He was one of few people I’ve known who genuinely enjoyed people. I remember my mom recalling that he used to sit and “people watch” on their vacations, sometimes with binoculars. And he loved children. He came on an elementary school trip once and on the bus, couldn’t stop laughing at Misty Kennedy who had popped up over the edge of the seat in front of him with quarters squeezed in her eyes like little silver monocles.
So at nineteen, I sat in the company of those who mourned him, more with the feeling of him than a long history of memories, the feeling of his charm and good humor.
As the funeral came to its end, we were instructed to turn to the lyrics of “When the Saints Go Marching In” at the back of the program; we were to sing, as it was one of his favorites. The piano player keyed through the first couple of measures of the song, and though a few people began to sing, it seemed the rest of the room was waiting for a cue to begin. Then, various guests began to jump in, looking around, attempting to unify. Within moments, the entire room had finally joined in, but out of the fifty, or so, people present, no two people could find a place together in the music.
The room filled with a strange cacophony of jumbled lyrics and off-key voices, and a few people turned toward each other with knitted brows, pausing, starting again, pausing. I imagined my grandfather in one of the seats among us, in the midst of the absurd disassembly of voices, with his mouth open wide, laughing with his whole body. And I laughed.

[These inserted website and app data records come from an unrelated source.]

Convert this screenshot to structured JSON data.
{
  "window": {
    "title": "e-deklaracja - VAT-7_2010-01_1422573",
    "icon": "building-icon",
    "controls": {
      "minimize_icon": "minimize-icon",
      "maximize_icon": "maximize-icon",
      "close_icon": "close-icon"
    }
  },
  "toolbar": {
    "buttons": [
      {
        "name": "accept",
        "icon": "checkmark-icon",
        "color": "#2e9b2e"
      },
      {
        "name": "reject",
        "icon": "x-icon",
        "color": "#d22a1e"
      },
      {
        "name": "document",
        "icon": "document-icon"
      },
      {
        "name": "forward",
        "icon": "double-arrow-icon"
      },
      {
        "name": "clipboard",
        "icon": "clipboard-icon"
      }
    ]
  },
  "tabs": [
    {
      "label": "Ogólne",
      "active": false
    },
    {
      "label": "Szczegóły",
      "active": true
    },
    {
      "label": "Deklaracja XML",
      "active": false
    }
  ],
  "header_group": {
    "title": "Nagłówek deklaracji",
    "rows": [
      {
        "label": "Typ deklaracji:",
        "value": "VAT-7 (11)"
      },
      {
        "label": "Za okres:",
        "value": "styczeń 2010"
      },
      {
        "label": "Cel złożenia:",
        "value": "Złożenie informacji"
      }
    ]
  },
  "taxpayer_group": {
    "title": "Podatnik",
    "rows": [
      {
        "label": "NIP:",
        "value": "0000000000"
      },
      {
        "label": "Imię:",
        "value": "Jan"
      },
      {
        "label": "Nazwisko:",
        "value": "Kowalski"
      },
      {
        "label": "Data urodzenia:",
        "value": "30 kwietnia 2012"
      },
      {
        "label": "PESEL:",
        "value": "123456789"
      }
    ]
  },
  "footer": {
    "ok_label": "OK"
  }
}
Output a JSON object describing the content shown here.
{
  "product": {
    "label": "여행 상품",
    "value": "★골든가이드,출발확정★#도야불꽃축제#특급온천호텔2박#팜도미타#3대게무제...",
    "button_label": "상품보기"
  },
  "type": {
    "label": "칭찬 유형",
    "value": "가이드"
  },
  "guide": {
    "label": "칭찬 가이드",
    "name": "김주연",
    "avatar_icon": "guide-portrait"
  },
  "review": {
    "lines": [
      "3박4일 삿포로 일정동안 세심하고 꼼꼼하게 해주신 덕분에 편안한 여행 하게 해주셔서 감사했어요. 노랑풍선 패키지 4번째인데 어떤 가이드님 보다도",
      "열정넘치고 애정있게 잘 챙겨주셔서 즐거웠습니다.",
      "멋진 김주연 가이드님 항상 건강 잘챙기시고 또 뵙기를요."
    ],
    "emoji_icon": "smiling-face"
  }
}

Eight years later, I was visiting my parents, and I came across a poem by Bertha Adams Backus, scrawled out on a loose leaf sheet of paper in my grandfather’s handwriting. There on the page—though in the words of another—was the man who would have laughed at his own funeral. On many days when it’s easy to feel low and small and sad, I think of these words that he valued. And his laugh.
“Then Laugh” by Bertha Adams Backus
Build for yourself a strong box,
fashion each part with care;
When it’s strong as your hand can make it,
put all your troubles there;
Hide there all thought of your failures;
and each bitter cup that you quaff;
Lock all your heartaches within it,
Then sit on the lid and laugh.
Tell no one else its contents,
Never its secrets share;
When you’ve dropped in your care and worry
keep them forever there;
Hide them from sight so completely
That the world will never dream half;
Fasten the strongbox securely—
Then sit on the lid and laugh.
Caitlin Stuckey, GR ’10, is an instructor of English at Indiana State University.